§ HOW TO COMPLETE THIS TASK
Which lines in the material below contain the word "true"? Copy each of them.

──────

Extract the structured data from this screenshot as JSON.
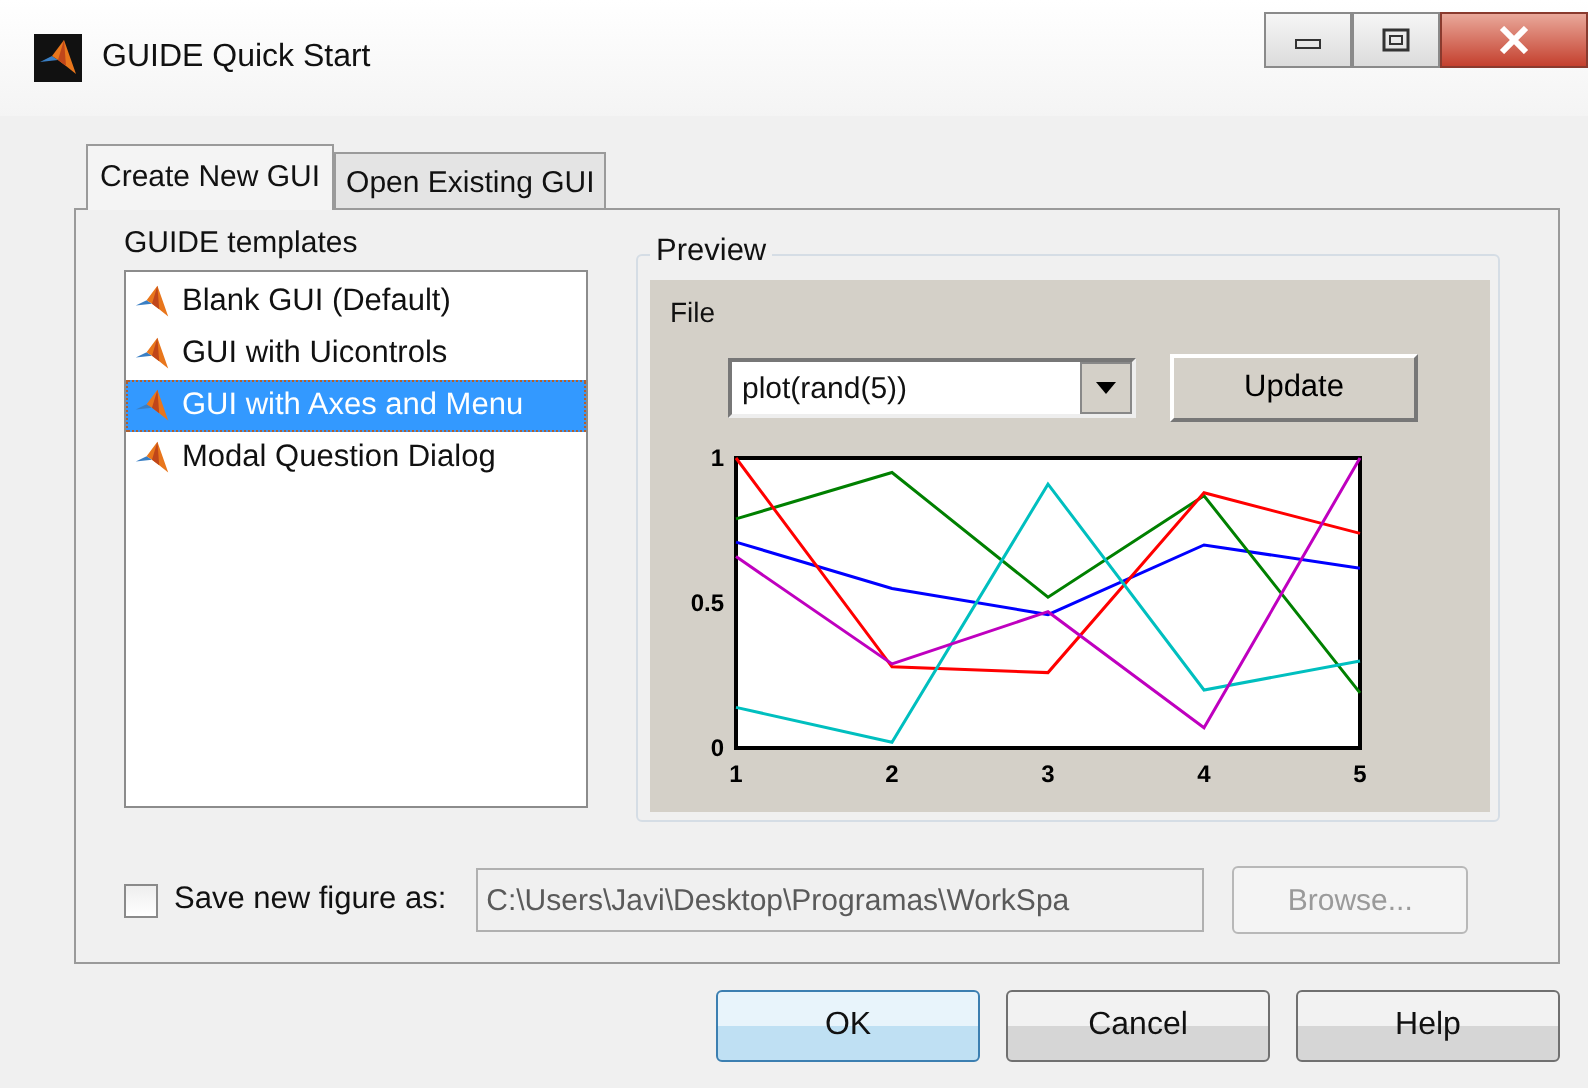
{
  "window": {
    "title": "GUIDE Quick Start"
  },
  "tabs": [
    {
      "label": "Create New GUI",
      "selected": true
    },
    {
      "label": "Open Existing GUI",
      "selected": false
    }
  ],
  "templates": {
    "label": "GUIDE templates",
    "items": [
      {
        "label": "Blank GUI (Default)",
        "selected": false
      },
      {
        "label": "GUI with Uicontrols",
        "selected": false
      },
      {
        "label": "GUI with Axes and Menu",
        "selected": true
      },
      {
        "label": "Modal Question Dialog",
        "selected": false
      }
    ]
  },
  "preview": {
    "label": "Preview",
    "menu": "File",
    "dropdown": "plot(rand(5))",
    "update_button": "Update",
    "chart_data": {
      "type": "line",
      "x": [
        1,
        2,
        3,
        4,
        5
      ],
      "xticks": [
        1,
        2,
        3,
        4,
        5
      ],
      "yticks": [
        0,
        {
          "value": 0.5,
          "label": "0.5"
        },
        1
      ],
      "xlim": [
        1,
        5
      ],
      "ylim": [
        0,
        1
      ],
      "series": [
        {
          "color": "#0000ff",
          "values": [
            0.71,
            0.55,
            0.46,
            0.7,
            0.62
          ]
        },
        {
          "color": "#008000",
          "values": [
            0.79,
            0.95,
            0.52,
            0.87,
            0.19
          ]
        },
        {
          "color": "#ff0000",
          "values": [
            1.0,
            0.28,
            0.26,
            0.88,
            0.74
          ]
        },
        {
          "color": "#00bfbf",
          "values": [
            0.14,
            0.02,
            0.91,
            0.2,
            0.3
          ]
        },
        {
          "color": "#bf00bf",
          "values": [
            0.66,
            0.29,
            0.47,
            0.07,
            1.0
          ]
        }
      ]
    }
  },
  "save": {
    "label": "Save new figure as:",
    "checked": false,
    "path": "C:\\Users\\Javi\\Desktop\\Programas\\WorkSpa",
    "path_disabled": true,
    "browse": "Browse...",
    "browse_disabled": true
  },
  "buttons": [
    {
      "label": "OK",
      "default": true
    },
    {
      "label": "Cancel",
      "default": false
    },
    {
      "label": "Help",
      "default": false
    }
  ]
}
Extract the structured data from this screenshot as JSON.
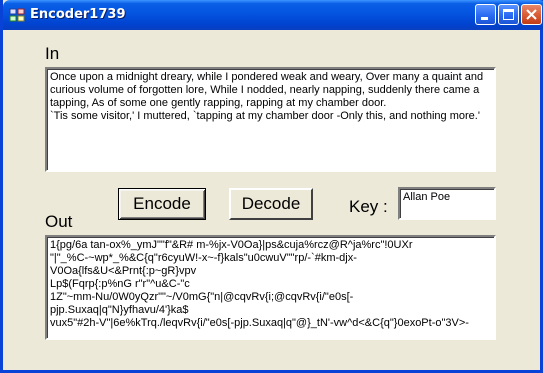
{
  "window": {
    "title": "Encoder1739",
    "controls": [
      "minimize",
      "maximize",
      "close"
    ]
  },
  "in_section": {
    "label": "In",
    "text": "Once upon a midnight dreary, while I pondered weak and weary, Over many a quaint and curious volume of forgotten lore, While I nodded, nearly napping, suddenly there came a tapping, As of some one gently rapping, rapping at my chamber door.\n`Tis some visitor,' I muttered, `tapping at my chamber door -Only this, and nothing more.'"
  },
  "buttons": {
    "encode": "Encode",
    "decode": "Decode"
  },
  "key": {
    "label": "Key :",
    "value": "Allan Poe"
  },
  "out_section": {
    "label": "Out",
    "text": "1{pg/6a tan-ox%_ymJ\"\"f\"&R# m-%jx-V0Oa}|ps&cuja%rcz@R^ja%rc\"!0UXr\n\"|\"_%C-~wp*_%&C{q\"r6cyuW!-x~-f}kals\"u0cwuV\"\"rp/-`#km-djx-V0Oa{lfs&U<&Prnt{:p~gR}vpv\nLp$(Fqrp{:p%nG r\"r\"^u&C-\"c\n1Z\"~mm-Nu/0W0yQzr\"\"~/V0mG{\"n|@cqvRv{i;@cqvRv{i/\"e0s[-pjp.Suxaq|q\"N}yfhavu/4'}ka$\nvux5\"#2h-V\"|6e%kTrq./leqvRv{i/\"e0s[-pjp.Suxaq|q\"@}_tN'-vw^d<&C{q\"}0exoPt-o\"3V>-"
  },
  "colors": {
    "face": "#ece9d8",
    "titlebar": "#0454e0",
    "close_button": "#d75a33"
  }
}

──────

§ RESPONSE BELOW
      "selected": true
        "selected": true
    "path_disabled": true,
    "browse_disabled": true
      "default": true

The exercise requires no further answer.